The INF is excited to announce a new content partnership with the Iowa Department of Cultural Affairs (IDCA). Entitled “Iowa Culture Wire”, the IDCA will provide a quarterly arts and culture article series to INA members– who may utilize the content free of charge in their newspapers.
From the IDCA:
“The series offers fresh stories about arts, history, film and culture from the Iowa Department of Cultural Affairs. With solid reporting, stylish writing and lively photos, this publish-ready content covers every corner of the state to help readers discover the people and places that make Iowa such a fascinating place to live.”
About the writers:

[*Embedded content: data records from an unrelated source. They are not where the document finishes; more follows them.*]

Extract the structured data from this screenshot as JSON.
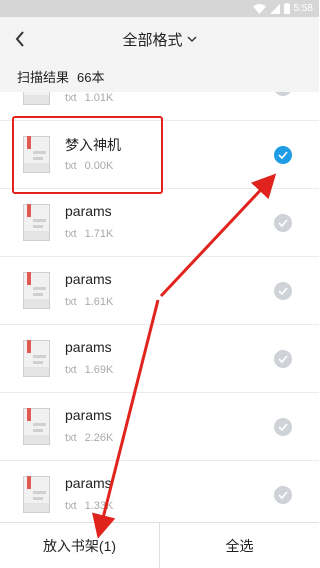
{
  "status_bar": {
    "time": "5:58"
  },
  "nav": {
    "title": "全部格式"
  },
  "result": {
    "label": "扫描结果",
    "count": "66本"
  },
  "files": [
    {
      "name": "",
      "type": "txt",
      "size": "1.01K",
      "checked": false
    },
    {
      "name": "梦入神机",
      "type": "txt",
      "size": "0.00K",
      "checked": true
    },
    {
      "name": "params",
      "type": "txt",
      "size": "1.71K",
      "checked": false
    },
    {
      "name": "params",
      "type": "txt",
      "size": "1.61K",
      "checked": false
    },
    {
      "name": "params",
      "type": "txt",
      "size": "1.69K",
      "checked": false
    },
    {
      "name": "params",
      "type": "txt",
      "size": "2.26K",
      "checked": false
    },
    {
      "name": "params",
      "type": "txt",
      "size": "1.33K",
      "checked": false
    }
  ],
  "bottom": {
    "add_label": "放入书架(1)",
    "select_all_label": "全选"
  },
  "colors": {
    "accent": "#1e9de6",
    "annotation": "#e0231c"
  }
}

Michael Morain covered arts and culture for the Des Moines Register from 2005 to 2016 before becoming the communications manager at the Department of Cultural Affairs. He is a two-time fellow of the National Endowment for the Arts Institute for Arts Journalism and (more important) the nephew and grandson of two INA Master Editor-Publishers: Rick Morain and the late Fred Morain of Jefferson.
Jeff Morgan has served the Department of Cultural Affairs since 2004, following two decades of experience in public relations, and journalism. He has formerly worked for Des Moines Performing Arts (formerly the Des Moines Civic Center), the Des Moines Register, Des Moines Business Record, Iowa City Press-Citizen and various Meredith Corp. publications.
The current series of articles is available to download today. The series covers the following topics:
At the Iowa Arts Summit, set for Aug. 10-12, Iowans can learn more about the value of enlisting artists in community development. This year's summit will highlight successful projects across the state, including Mason City and Maquoketa, where leaders have sought out artists to enliven their downtowns, and Oskaloosa, which plans to launch a new creative studio space and expand an artist-in-residence program. Other examples can be found in Indianola and Dubuque.
From July 27 through Aug. 3, Ballet Des Moines will tour a new space-inspired program to Waterloo, Clear Lake, Algona, Muscatine, Chariton and Des Moines. The program uses music and movement to explain the solar system, using human bodies to show how heavenly bodies orbit, rotate, revolve and eclipse one another. Off stage, audiences will have a chance to gaze at stars in a portable planetarium, check out Iowa State University's FLEx Virtual Reality Lab and send postcards into space.